Apple is reportedly planning to launch a 12.9-inch version of the iconic iPad tablet sometime in early 2015. A larger iPad could be a more effective tool for mobile business users, but only if Apple also addresses a few other issues.
A bigger iPad makes sense on a few levels. Samsung, Apple's chief rival in mobile devices, already offers a larger tablet. And Microsoft recently bumped its Surface Pro tablet from 9.7 inches to 12.2 inches. Smaller tablets like the iPad Mini or the Google Nexus 7 fill a need, but when it comes to real-world productivity, bigger is better.
A larger iPad also seems logical given Apple's new partnership with IBM to target enterprise customers.
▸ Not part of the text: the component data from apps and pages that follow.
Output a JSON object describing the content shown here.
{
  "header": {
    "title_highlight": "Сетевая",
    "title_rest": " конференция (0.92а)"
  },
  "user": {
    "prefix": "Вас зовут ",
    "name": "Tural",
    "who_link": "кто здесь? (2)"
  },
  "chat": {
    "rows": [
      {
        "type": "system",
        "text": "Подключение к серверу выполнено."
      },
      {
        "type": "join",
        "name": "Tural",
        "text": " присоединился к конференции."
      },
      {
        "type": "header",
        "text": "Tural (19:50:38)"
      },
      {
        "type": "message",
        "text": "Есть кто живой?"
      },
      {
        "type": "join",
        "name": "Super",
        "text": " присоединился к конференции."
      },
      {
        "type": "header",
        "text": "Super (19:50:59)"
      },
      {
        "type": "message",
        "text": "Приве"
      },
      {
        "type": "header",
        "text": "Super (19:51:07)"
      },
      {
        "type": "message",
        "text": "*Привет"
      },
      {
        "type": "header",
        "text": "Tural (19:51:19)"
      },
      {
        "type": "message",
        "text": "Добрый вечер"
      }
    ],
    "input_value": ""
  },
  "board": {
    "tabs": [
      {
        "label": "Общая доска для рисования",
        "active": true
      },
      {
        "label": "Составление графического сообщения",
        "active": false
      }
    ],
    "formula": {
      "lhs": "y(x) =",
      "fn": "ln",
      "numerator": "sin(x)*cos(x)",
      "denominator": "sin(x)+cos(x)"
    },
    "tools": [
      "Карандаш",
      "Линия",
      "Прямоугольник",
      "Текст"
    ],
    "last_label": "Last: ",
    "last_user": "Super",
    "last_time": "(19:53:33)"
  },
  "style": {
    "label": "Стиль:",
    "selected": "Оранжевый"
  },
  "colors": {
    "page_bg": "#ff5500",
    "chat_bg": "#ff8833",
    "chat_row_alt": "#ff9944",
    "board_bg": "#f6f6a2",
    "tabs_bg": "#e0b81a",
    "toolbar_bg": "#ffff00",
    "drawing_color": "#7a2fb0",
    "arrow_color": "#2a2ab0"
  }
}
If the rumor is true, though, it isn't a given that it will be a hit. First of all, the iPad is already priced at the upper end of the acceptable range for a tablet. Customers have to struggle with whether to spend $500-plus on an iPad or save a couple hundred dollars by choosing a Samsung Galaxy Tab 4 10.1.
If a 12.9-inch iPad starts at $700 or more, it will find itself competing more with devices like a Surface Pro 3 or even its cousin the MacBook Air, and it doesn't stack up that well against those devices. The iPad is great, but it can't run the traditional software most business users rely on (unless the software is streamed from a server or virtualized in some way).
To be a true business productivity tool, a larger 12.9-inch iPad should also have a full-size keyboard. The onscreen keyboard, though usable, takes up half of the already limited display real estate. There are many wireless keyboards designed to work with an iPad, but most are compact and still hobble users.
When Apple rolls out iOS 8, it will supposedly include the ability to split the screen and work with multiple apps side by side. That will be key for refashioning the iPad as a productivity tool. Aside from split-screen multitasking, though, the iPad also needs multiple user logins so that different users can access just the apps and data they're authorized to.
If Apple launches a larger iPad without addressing the issues I've described here, it almost will certainly fail. It will be too large and expensive to succeed in the consumer market, too limited in capabilities to be productive in a business environment and will end up serving neither.